- **YOUR ASSIGNMENT**: Work through the data below and copy out every line where "Topics" is found.

[Dataset excerpts]
------------

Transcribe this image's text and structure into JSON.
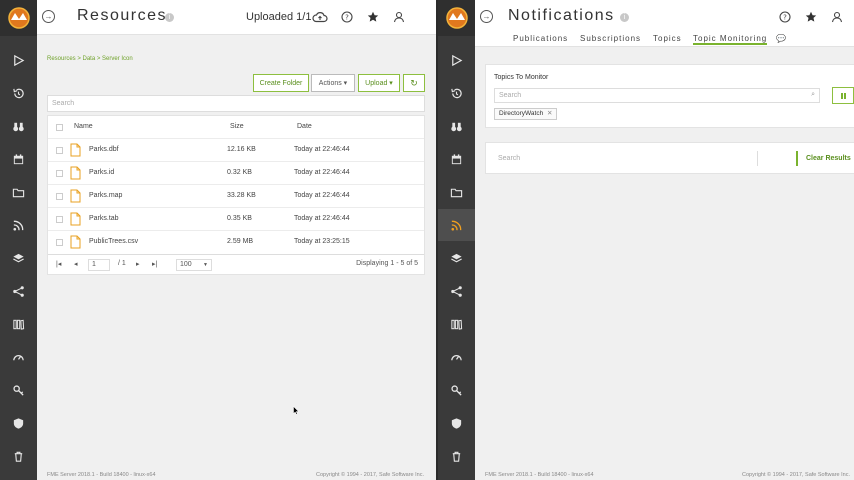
{
  "left": {
    "title": "Resources",
    "uploaded": "Uploaded 1/1",
    "breadcrumb": "Resources > Data > Server Icon",
    "buttons": {
      "create_folder": "Create Folder",
      "actions": "Actions ▾",
      "upload": "Upload ▾",
      "refresh": "↻"
    },
    "search_placeholder": "Search",
    "columns": {
      "name": "Name",
      "size": "Size",
      "date": "Date"
    },
    "files": [
      {
        "name": "Parks.dbf",
        "size": "12.16 KB",
        "date": "Today at 22:46:44"
      },
      {
        "name": "Parks.id",
        "size": "0.32 KB",
        "date": "Today at 22:46:44"
      },
      {
        "name": "Parks.map",
        "size": "33.28 KB",
        "date": "Today at 22:46:44"
      },
      {
        "name": "Parks.tab",
        "size": "0.35 KB",
        "date": "Today at 22:46:44"
      },
      {
        "name": "PublicTrees.csv",
        "size": "2.59 MB",
        "date": "Today at 23:25:15"
      }
    ],
    "pager": {
      "page": "1",
      "of": "/ 1",
      "per_page": "100",
      "display": "Displaying 1 - 5 of 5"
    },
    "footer_left": "FME Server 2018.1 - Build 18400 - linux-x64",
    "footer_right": "Copyright © 1994 - 2017, Safe Software Inc."
  },
  "right": {
    "title": "Notifications",
    "tabs": [
      "Publications",
      "Subscriptions",
      "Topics",
      "Topic Monitoring"
    ],
    "topics_label": "Topics To Monitor",
    "search_placeholder": "Search",
    "chip": "DirectoryWatch",
    "results_search_placeholder": "Search",
    "clear_results": "Clear Results",
    "footer_left": "FME Server 2018.1 - Build 18400 - linux-x64",
    "footer_right": "Copyright © 1994 - 2017, Safe Software Inc."
  },
  "colors": {
    "accent": "#7ab32e",
    "rail": "#3a3a3a",
    "icon_active": "#f0a020"
  }
}
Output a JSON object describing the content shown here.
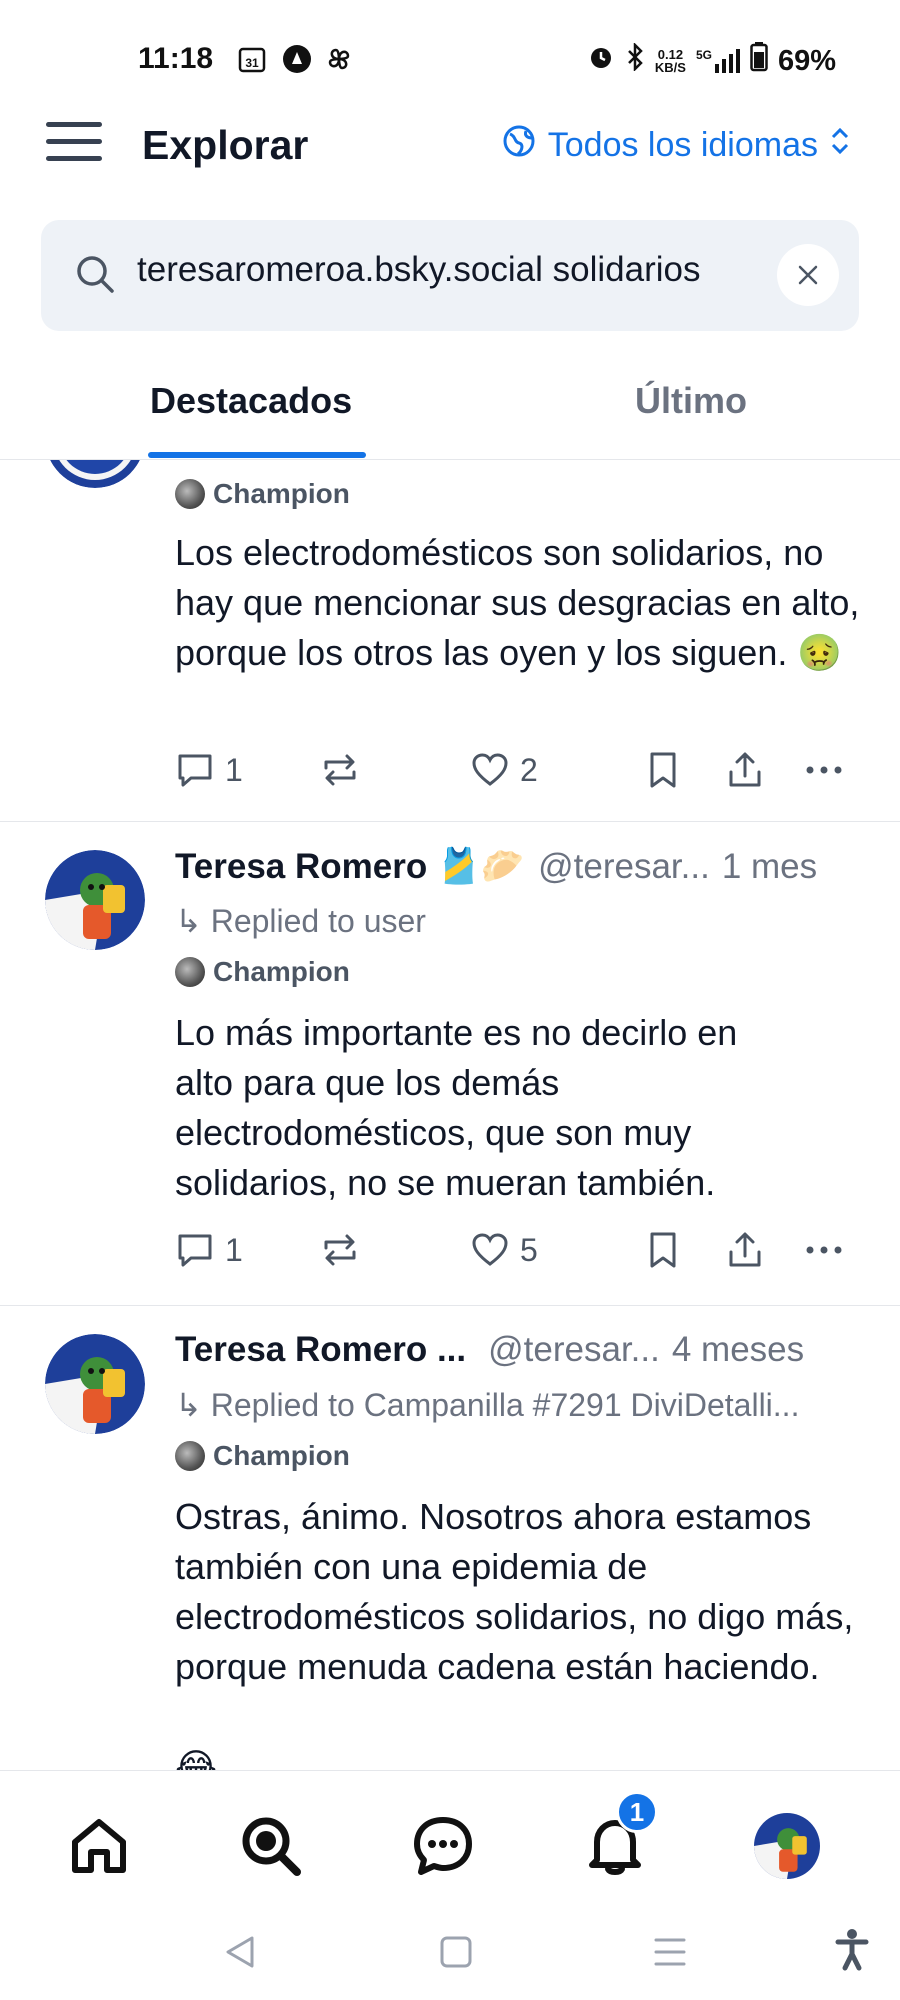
{
  "status_bar": {
    "time": "11:18",
    "calendar_day": "31",
    "net_speed_value": "0.12",
    "net_speed_unit": "KB/S",
    "network": "5G",
    "battery": "69%"
  },
  "header": {
    "title": "Explorar",
    "language_label": "Todos los idiomas"
  },
  "search": {
    "value": "teresaromeroa.bsky.social solidarios"
  },
  "tabs": {
    "featured": "Destacados",
    "latest": "Último"
  },
  "posts": [
    {
      "badge": "Champion",
      "text": "Los electrodomésticos son solidarios, no hay que mencionar sus desgracias en alto, porque los otros las oyen y los siguen. 🤢",
      "replies": "1",
      "likes": "2"
    },
    {
      "author": "Teresa Romero 🎽🥟",
      "handle": "@teresar...",
      "time": "1 mes",
      "reply_to": "↳ Replied to user",
      "badge": "Champion",
      "text": "Lo más importante es no decirlo en alto para que los demás electrodomésticos, que son muy solidarios, no se mueran también.",
      "replies": "1",
      "likes": "5"
    },
    {
      "author": "Teresa Romero ...",
      "handle": "@teresar...",
      "time": "4 meses",
      "reply_to": "↳ Replied to Campanilla #7291 DiviDetalli...",
      "badge": "Champion",
      "text": "Ostras, ánimo. Nosotros ahora estamos también con una epidemia de electrodomésticos solidarios, no digo más, porque menuda cadena están haciendo.",
      "trailing_emoji": "😂"
    }
  ],
  "bottom_nav": {
    "notification_count": "1"
  },
  "colors": {
    "accent": "#1473e6",
    "muted_text": "#6b7280",
    "search_bg": "#eef2f7"
  }
}
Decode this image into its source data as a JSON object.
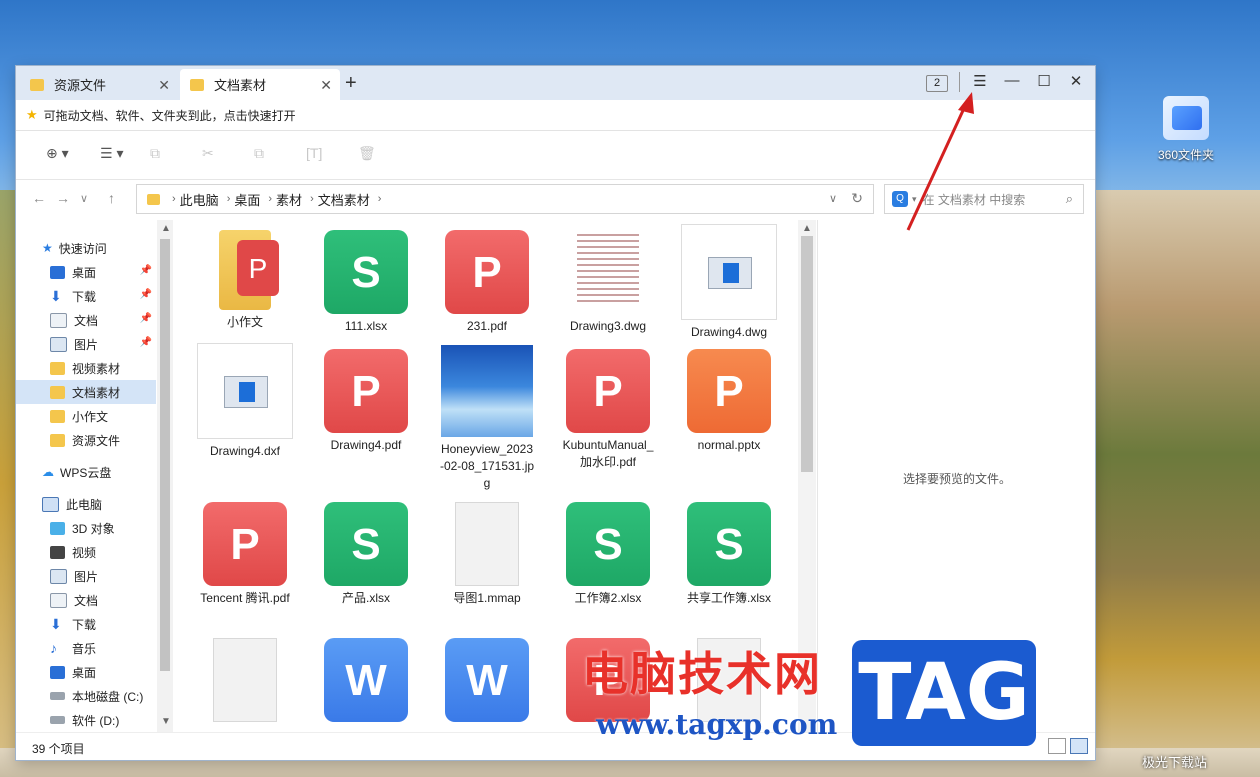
{
  "desktop": {
    "shortcut_label": "360文件夹",
    "corner_watermark": "极光下载站"
  },
  "tabs": [
    {
      "label": "资源文件"
    },
    {
      "label": "文档素材"
    }
  ],
  "window_controls": {
    "tab_count": "2"
  },
  "hint": "可拖动文档、软件、文件夹到此，点击快速打开",
  "breadcrumb": [
    "此电脑",
    "桌面",
    "素材",
    "文档素材"
  ],
  "search": {
    "placeholder": "在 文档素材 中搜索"
  },
  "sidebar": {
    "quick_access": "快速访问",
    "quick_items": [
      "桌面",
      "下载",
      "文档",
      "图片",
      "视频素材",
      "文档素材",
      "小作文",
      "资源文件"
    ],
    "wps_cloud": "WPS云盘",
    "this_pc": "此电脑",
    "pc_items": [
      "3D 对象",
      "视频",
      "图片",
      "文档",
      "下载",
      "音乐",
      "桌面",
      "本地磁盘 (C:)",
      "软件 (D:)"
    ]
  },
  "files": [
    {
      "name": "小作文",
      "type": "folder"
    },
    {
      "name": "111.xlsx",
      "type": "xlsx"
    },
    {
      "name": "231.pdf",
      "type": "pdf"
    },
    {
      "name": "Drawing3.dwg",
      "type": "doc-preview"
    },
    {
      "name": "Drawing4.dwg",
      "type": "cad"
    },
    {
      "name": "Drawing4.dxf",
      "type": "cad"
    },
    {
      "name": "Drawing4.pdf",
      "type": "pdf"
    },
    {
      "name": "Honeyview_2023-02-08_171531.jpg",
      "type": "image"
    },
    {
      "name": "KubuntuManual_加水印.pdf",
      "type": "pdf"
    },
    {
      "name": "normal.pptx",
      "type": "pptx"
    },
    {
      "name": "Tencent 腾讯.pdf",
      "type": "pdf"
    },
    {
      "name": "产品.xlsx",
      "type": "xlsx"
    },
    {
      "name": "导图1.mmap",
      "type": "blank"
    },
    {
      "name": "工作簿2.xlsx",
      "type": "xlsx"
    },
    {
      "name": "共享工作簿.xlsx",
      "type": "xlsx"
    },
    {
      "name": "",
      "type": "blank"
    },
    {
      "name": "",
      "type": "docx"
    },
    {
      "name": "",
      "type": "docx"
    },
    {
      "name": "",
      "type": "pdf"
    },
    {
      "name": "",
      "type": "blank"
    }
  ],
  "preview": {
    "message": "选择要预览的文件。"
  },
  "status": {
    "count": "39 个项目"
  },
  "watermark": {
    "cn": "电脑技术网",
    "url": "www.tagxp.com",
    "tag": "TAG"
  }
}
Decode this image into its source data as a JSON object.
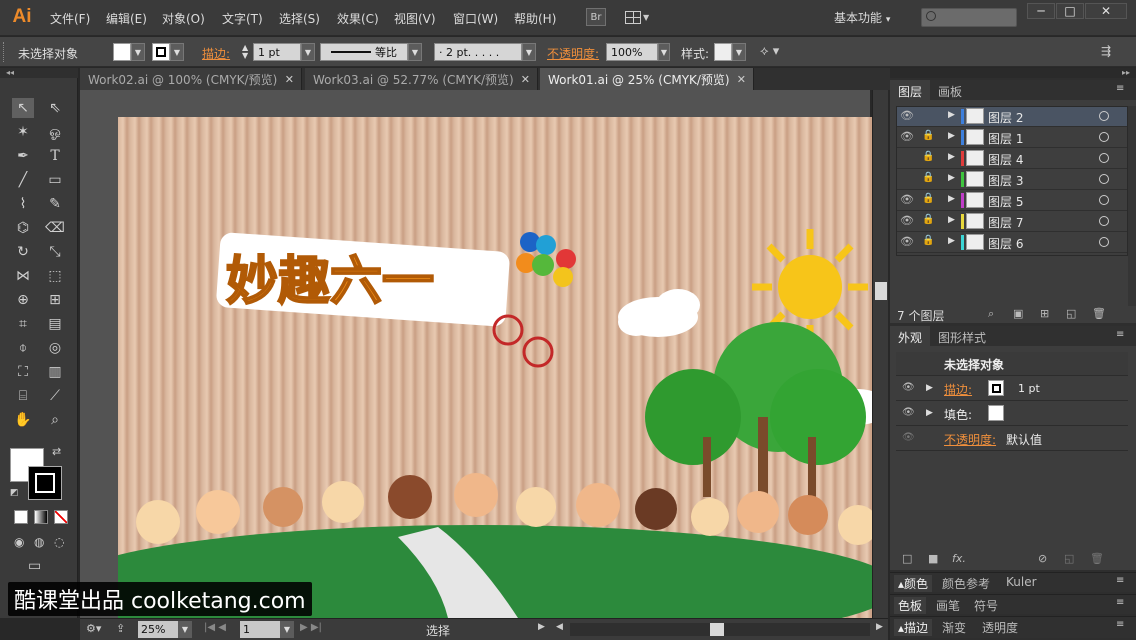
{
  "menubar": {
    "logo": "Ai",
    "menus": [
      "文件(F)",
      "编辑(E)",
      "对象(O)",
      "文字(T)",
      "选择(S)",
      "效果(C)",
      "视图(V)",
      "窗口(W)",
      "帮助(H)"
    ],
    "bridge_btn": "Br",
    "workspace": "基本功能",
    "workspace_arrow": "▾",
    "minimize": "─",
    "maximize": "□",
    "close": "✕"
  },
  "control_bar": {
    "selection_state": "未选择对象",
    "stroke_label": "描边",
    "stroke_value": "1 pt",
    "stroke_profile": "等比",
    "brush_value": "· 2 pt. . . . .",
    "opacity_label": "不透明度",
    "opacity_value": "100%",
    "style_label": "样式:"
  },
  "doc_tabs": [
    {
      "label": "Work02.ai @ 100% (CMYK/预览)",
      "close": "✕",
      "active": false
    },
    {
      "label": "Work03.ai @ 52.77% (CMYK/预览)",
      "close": "✕",
      "active": false
    },
    {
      "label": "Work01.ai @ 25% (CMYK/预览)",
      "close": "✕",
      "active": true
    }
  ],
  "artwork": {
    "title_text": "妙趣六一"
  },
  "status_bar": {
    "zoom": "25%",
    "artboard": "1",
    "tool_name": "选择"
  },
  "layers_panel": {
    "tabs": [
      "图层",
      "画板"
    ],
    "layers": [
      {
        "name": "图层 2",
        "color": "#3d7fdc",
        "visible": true,
        "locked": false,
        "selected": true
      },
      {
        "name": "图层 1",
        "color": "#3d7fdc",
        "visible": true,
        "locked": true,
        "selected": false
      },
      {
        "name": "图层 4",
        "color": "#e03c3c",
        "visible": false,
        "locked": true,
        "selected": false
      },
      {
        "name": "图层 3",
        "color": "#3dc43d",
        "visible": false,
        "locked": true,
        "selected": false
      },
      {
        "name": "图层 5",
        "color": "#c03cc8",
        "visible": true,
        "locked": true,
        "selected": false
      },
      {
        "name": "图层 7",
        "color": "#e8d83c",
        "visible": true,
        "locked": true,
        "selected": false
      },
      {
        "name": "图层 6",
        "color": "#3cd6d6",
        "visible": true,
        "locked": true,
        "selected": false
      }
    ],
    "count_label": "7 个图层"
  },
  "appearance_panel": {
    "tabs": [
      "外观",
      "图形样式"
    ],
    "title": "未选择对象",
    "stroke_label": "描边:",
    "stroke_value": "1 pt",
    "fill_label": "填色:",
    "opacity_label": "不透明度:",
    "opacity_value": "默认值"
  },
  "collapsed_panels": {
    "row1": [
      "颜色",
      "颜色参考",
      "Kuler"
    ],
    "row2": [
      "色板",
      "画笔",
      "符号"
    ],
    "row3": [
      "描边",
      "渐变",
      "透明度"
    ]
  },
  "watermark": "酷课堂出品 coolketang.com"
}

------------

- **RESPONSE**:
      "Topics",
    "topics_label": "Topics To Monitor",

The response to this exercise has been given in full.